I want people to understand Japan’s efforts a little too. Then, the idea that Japan did not regret or apologize for their actions will dissipate a little. Seen in that way, Japan’s apology may have been unsatisfactory, but that does not mean Japan did not apologize.



Koreans have difficulty accepting the claim that Japan contributed to modernizing Korea.

What I am talking about is the cooperation between the two countries after World War II. Some Japanese say that Japan helped Korea with things like education during the Japanese colonial period, but I tell them to stop saying that. That was not something to help Koreans, but was to make Korea a part of Japan and absorb the country as its own.

However, postwar cooperation is an effort to develop Korea so that both countries can become good partners.



Do you think of yourself as a person who hates Korea or as a person who is friendly toward the country?

Today, Koreans might see me as a Korea hater, but I have both love and hate for the country. In the last 40 years, I have worked as a diplomat and observed Korea become such a developed country, and I have also been involved, a little, with Korea-Japan relations, which I feel was worthwhile and a joyful thing.

But I feel that I am becoming more and more tired. It is like a married couple’s relationship where their affection has faded for each other. Concerning recent Korea-Japan relations, even I feel regretful.



What should we do in the future?
Instead of solving issues between the two countries with the widespread sentiment of the people, we need to solve our problems with a global mindset. The reason why France and Germany were able to bridge a chasm, created because of their shared history, was because both countries respected each other’s objective facts, and that’s thanks to an agreement to not allow people’s sentiments to affect the two countries’ relationship.

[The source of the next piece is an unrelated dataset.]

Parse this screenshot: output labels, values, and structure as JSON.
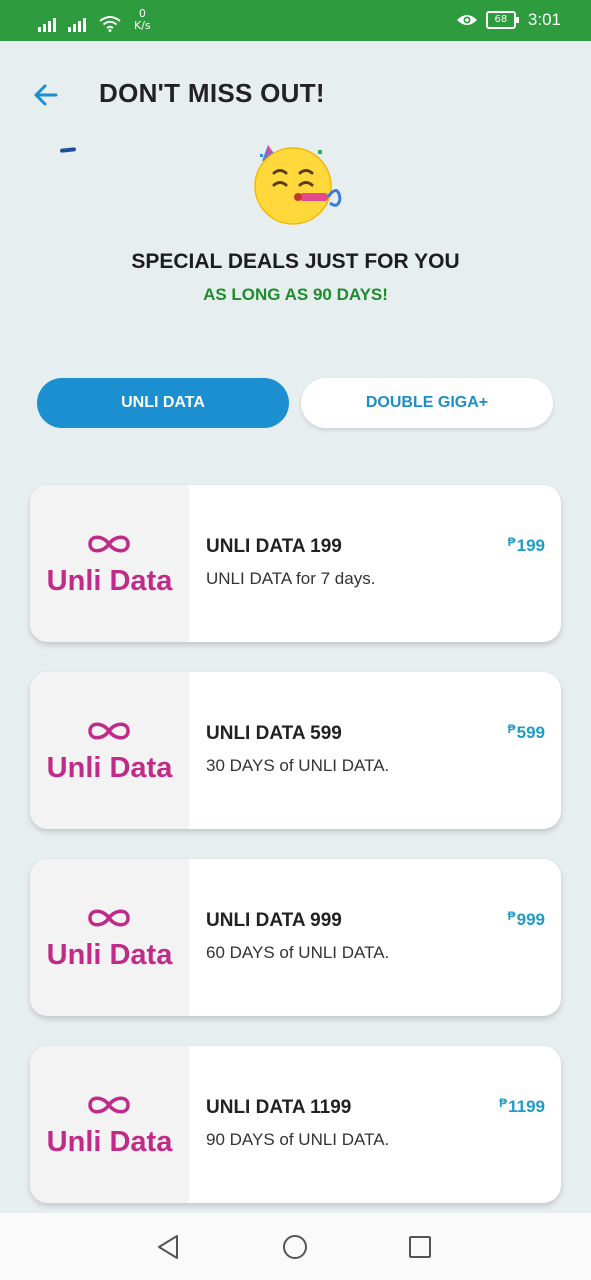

They say that it is difficult for neighboring countries to get along with each other, but it is not impossible.

BY YEH YOUNG-JUNE, JUNG MYUNG-SUK [jung.myungsuk@joongang.co.kr]